Wilmore, J. H., Brown, C. H., and Davis, J. A. (1977). Body physique and composition of the female distance runner. Ann. N.Y. Acad. Sci. 301, 764–776. doi: 10.1111/j.1749-6632.1977.tb38245.x

PubMed Abstract | CrossRef Full Text | Google Scholar

Keywords: fat loss, exercise, nutrition, fitness, body composition, sex hormones, thyroid hormones
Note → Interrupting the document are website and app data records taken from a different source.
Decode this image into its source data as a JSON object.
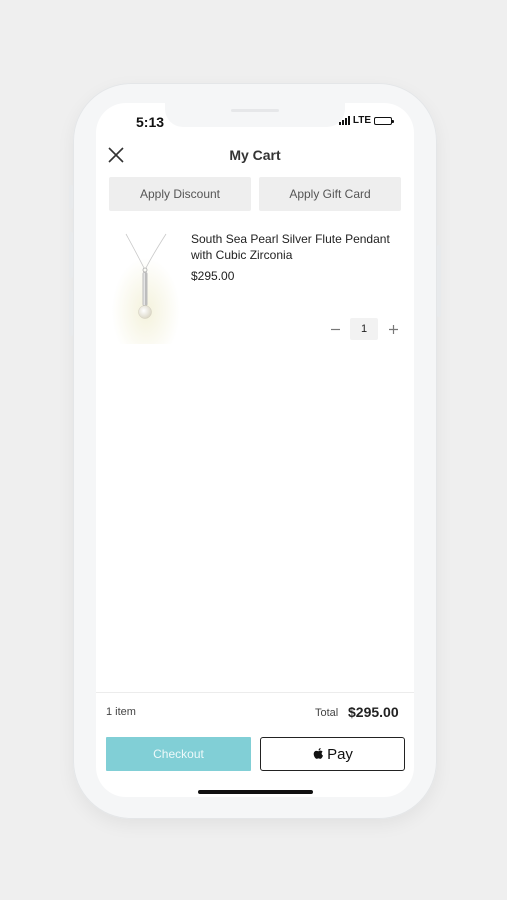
{
  "status_bar": {
    "time": "5:13",
    "network": "LTE"
  },
  "header": {
    "title": "My Cart"
  },
  "actions": {
    "apply_discount": "Apply Discount",
    "apply_gift_card": "Apply Gift Card"
  },
  "cart": {
    "items": [
      {
        "name": "South Sea Pearl Silver Flute Pendant with Cubic Zirconia",
        "price": "$295.00",
        "quantity": "1"
      }
    ]
  },
  "summary": {
    "item_count": "1 item",
    "total_label": "Total",
    "total_value": "$295.00"
  },
  "buttons": {
    "checkout": "Checkout",
    "apple_pay": "Pay"
  },
  "colors": {
    "checkout_bg": "#81cfd6"
  }
}
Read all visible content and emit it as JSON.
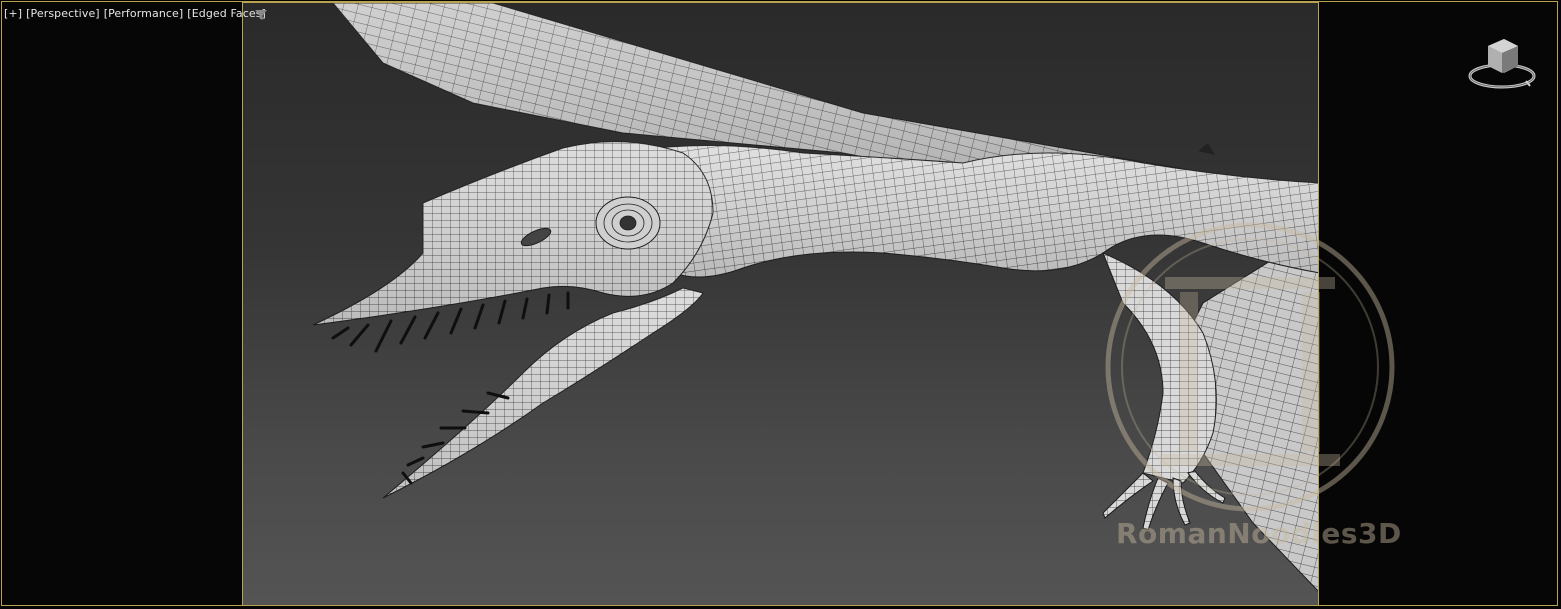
{
  "viewport": {
    "label_plus": "[+]",
    "label_view": "[Perspective]",
    "label_mode": "[Performance]",
    "label_shading": "[Edged Faces]"
  },
  "icons": {
    "filter": "filter-funnel-icon",
    "viewcube": "viewcube-icon",
    "watermark_logo": "column-logo"
  },
  "watermark": {
    "text": "RomanNoodles3D"
  },
  "colors": {
    "frame_border": "#b9a34f",
    "mesh_fill": "#d8d8d8",
    "wire": "#2a2a2a"
  }
}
Citation: Hulmi JJ, Isola V, Suonpää M, Järvinen NJ, Kokkonen M, Wennerström A, Nyman K, Perola M, Ahtiainen JP and Häkkinen K (2017) The Effects of Intensive Weight Reduction on Body Composition and Serum Hormones in Female Fitness Competitors. Front. Physiol. 7:689. doi: 10.3389/fphys.2016.00689

Received: 17 November 2016; Accepted: 23 December 2016;
Published: 10 January 2017.
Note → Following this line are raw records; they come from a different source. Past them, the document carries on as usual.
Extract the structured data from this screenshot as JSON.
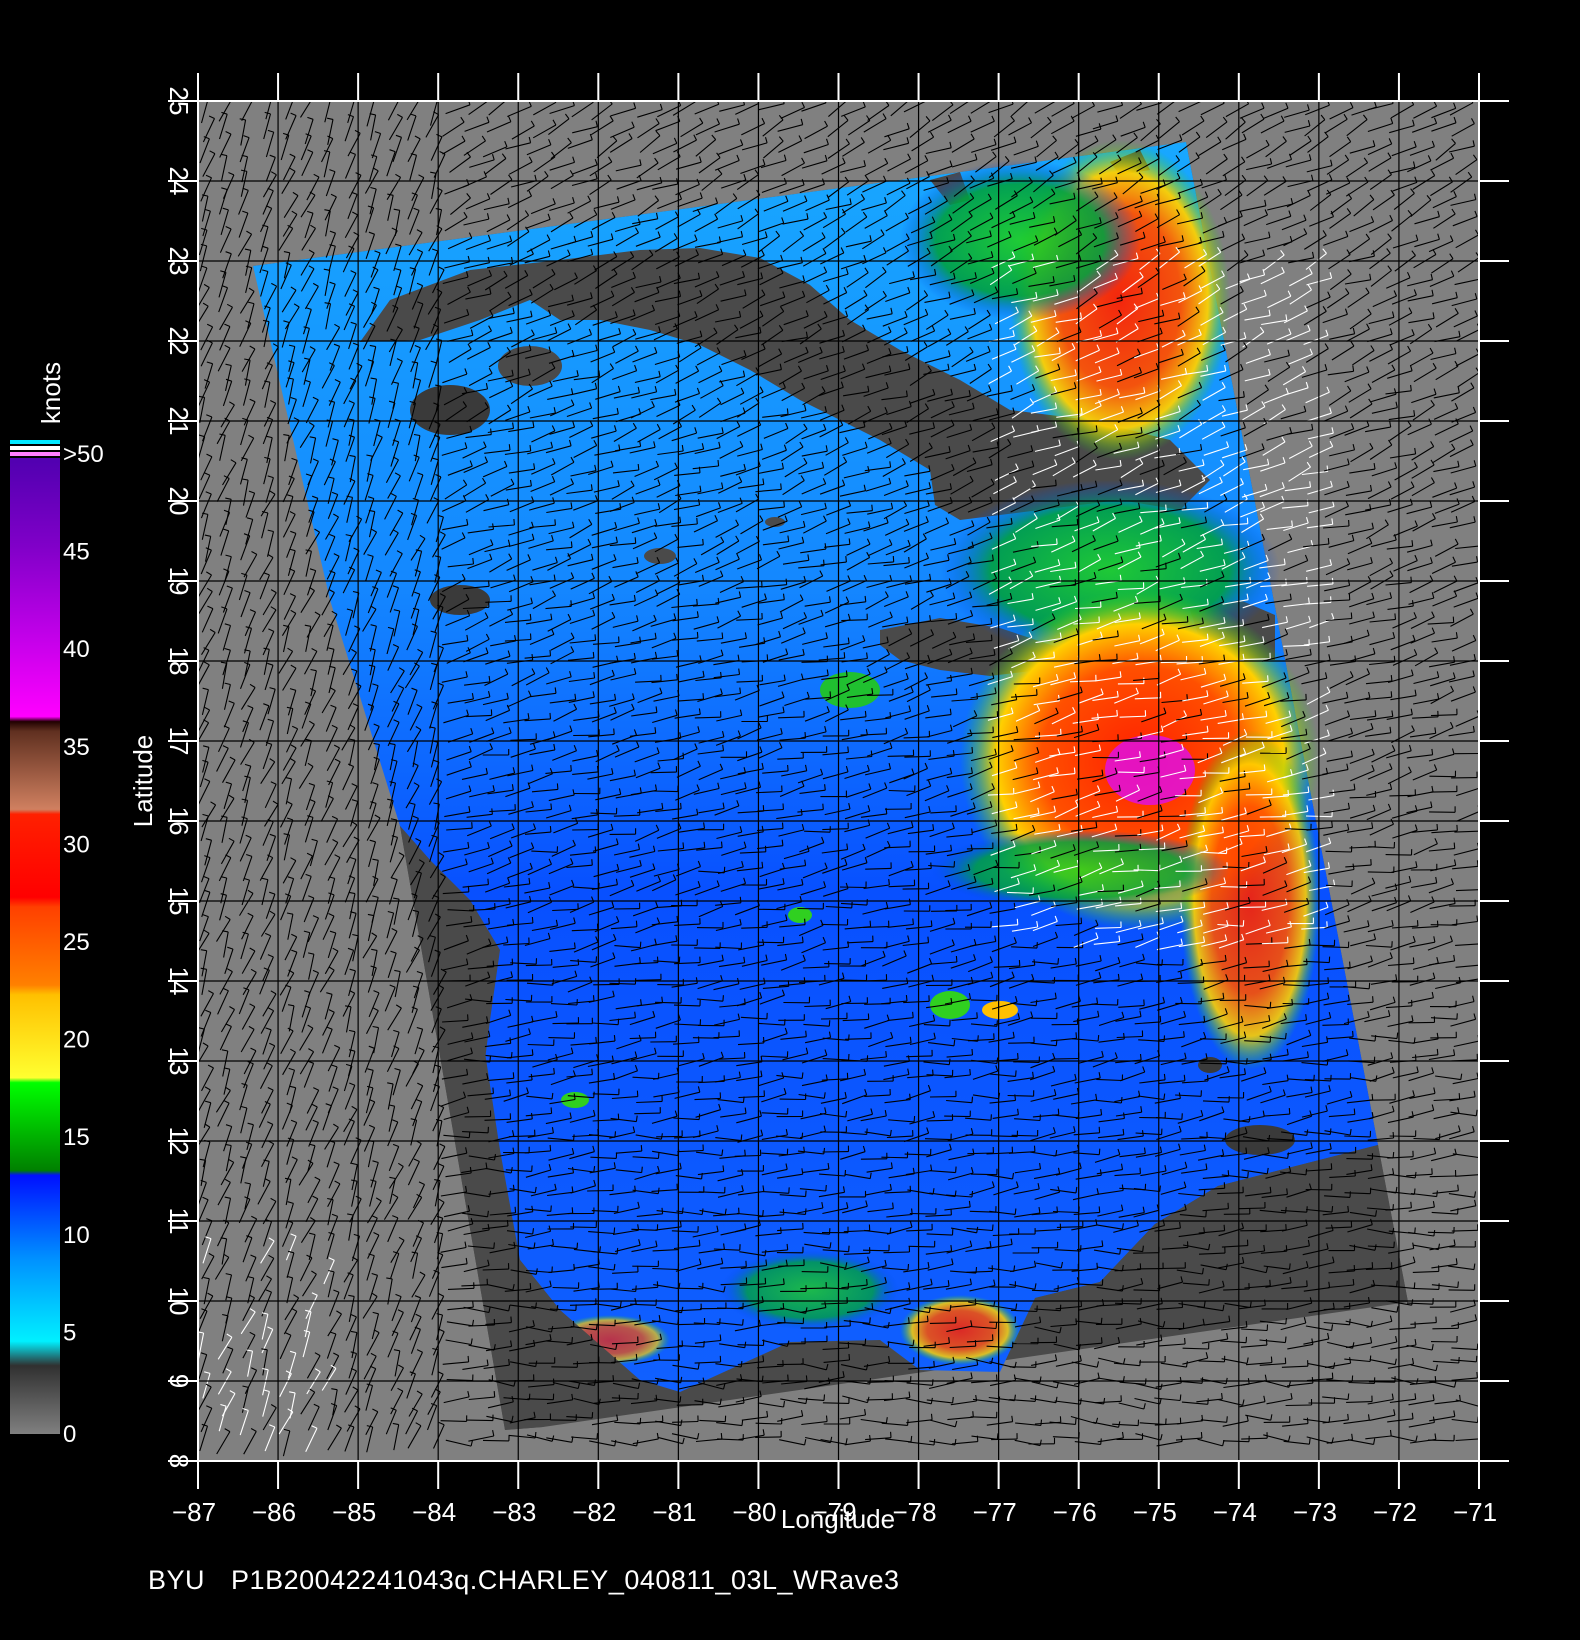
{
  "map": {
    "xaxis": {
      "label": "Longitude",
      "range": [
        -87,
        -71
      ],
      "ticks": [
        "−87",
        "−86",
        "−85",
        "−84",
        "−83",
        "−82",
        "−81",
        "−80",
        "−79",
        "−78",
        "−77",
        "−76",
        "−75",
        "−74",
        "−73",
        "−72",
        "−71"
      ]
    },
    "yaxis": {
      "label": "Latitude",
      "range": [
        8,
        25
      ],
      "ticks": [
        "8",
        "9",
        "10",
        "11",
        "12",
        "13",
        "14",
        "15",
        "16",
        "17",
        "18",
        "19",
        "20",
        "21",
        "22",
        "23",
        "24",
        "25"
      ]
    },
    "background_color": "#000000",
    "nodata_color": "#808080",
    "land_color": "#4a4a4a",
    "grid": true
  },
  "colorbar": {
    "unit": "knots",
    "labels": [
      "0",
      "5",
      "10",
      "15",
      "20",
      "25",
      "30",
      "35",
      "40",
      "45",
      ">50"
    ],
    "colors": [
      "#7a7a7a",
      "#3a3a3a",
      "#00e8ff",
      "#0070ff",
      "#0010ff",
      "#008800",
      "#00ff00",
      "#ffff20",
      "#ffc000",
      "#ff7000",
      "#ff3000",
      "#ff0000",
      "#c07850",
      "#3a1a10",
      "#ff00ff",
      "#b000e0",
      "#7000c0"
    ]
  },
  "footer": {
    "org": "BYU",
    "product": "P1B20042241043q.CHARLEY_040811_03L_WRave3"
  }
}
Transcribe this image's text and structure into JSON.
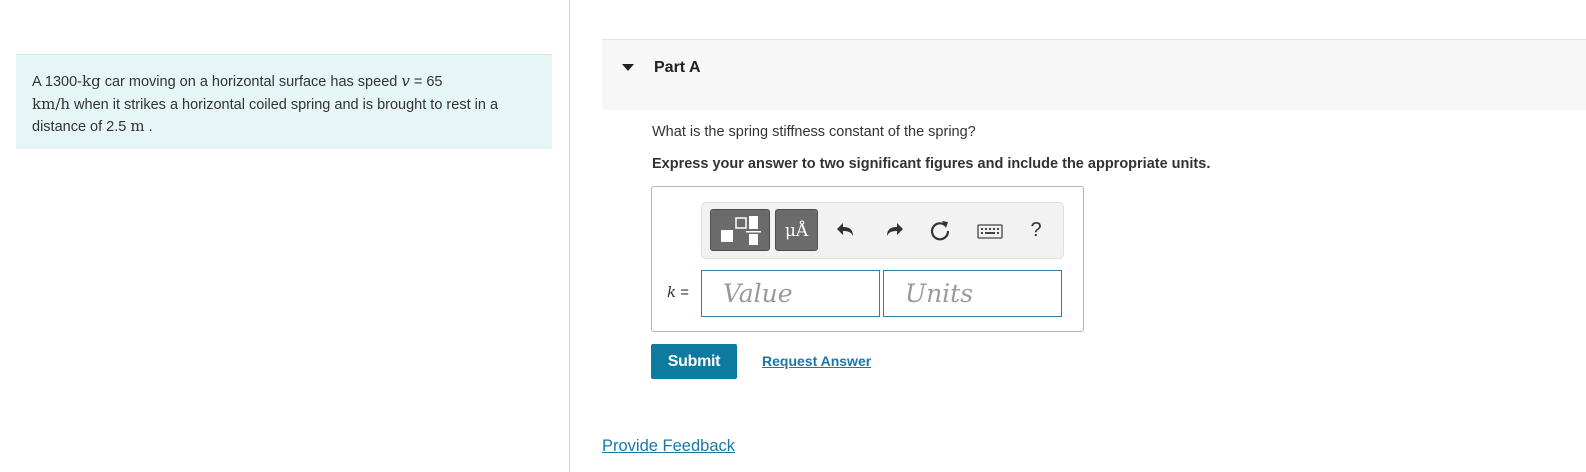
{
  "problem": {
    "t1": "A 1300-",
    "m_kg": "kg",
    "t2": " car moving on a horizontal surface has speed ",
    "v_sym": "v",
    "t3": " = 65",
    "m_kmh": "km/h",
    "t4": " when it strikes a horizontal coiled spring and is brought to rest in a distance of 2.5 ",
    "m_m": "m",
    "t5": " ."
  },
  "part": {
    "title": "Part A",
    "question": "What is the spring stiffness constant of the spring?",
    "instruction": "Express your answer to two significant figures and include the appropriate units."
  },
  "toolbar": {
    "units_label": "μÅ",
    "help_label": "?"
  },
  "answer": {
    "var_symbol": "k",
    "var_eq": " =",
    "value_placeholder": "Value",
    "units_placeholder": "Units"
  },
  "actions": {
    "submit_label": "Submit",
    "request_answer_label": "Request Answer",
    "feedback_label": "Provide Feedback"
  },
  "icons": {
    "caret": "caret-down-icon",
    "templates": "templates-icon",
    "undo": "undo-icon",
    "redo": "redo-icon",
    "reset": "reset-icon",
    "keyboard": "keyboard-icon"
  },
  "colors": {
    "accent": "#0d7aa0",
    "link": "#1c77a7",
    "problem_bg": "#e6f5f6"
  }
}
Edited by:

Antonio L'Abbate, Sant'Anna School of Advanced Studies, Italy

Reviewed by:

Matteo Maria Pecchiari, University of Milan, Italy
Eric Helms, Auckland University of Technology, New Zealand

Copyright © 2017 Hulmi, Isola, Suonpää, Järvinen, Kokkonen, Wennerström, Nyman, Perola, Ahtiainen and Häkkinen. This is an open-access article distributed under the terms of the Creative Commons Attribution License (CC BY). The use, distribution or reproduction in other forums is permitted, provided the original author(s) or licensor are credited and that the original publication in this journal is cited, in accordance with accepted academic practice. No use, distribution or reproduction is permitted which does not comply with these terms.

*Correspondence: Juha J. Hulmi,

Disclaimer: All claims expressed in this article are solely those of the authors and do not necessarily represent those of their affiliated organizations, or those of the publisher, the editors and the reviewers. Any product that may be evaluated in this article or claim that may be made by its manufacturer is not guaranteed or endorsed by the publisher.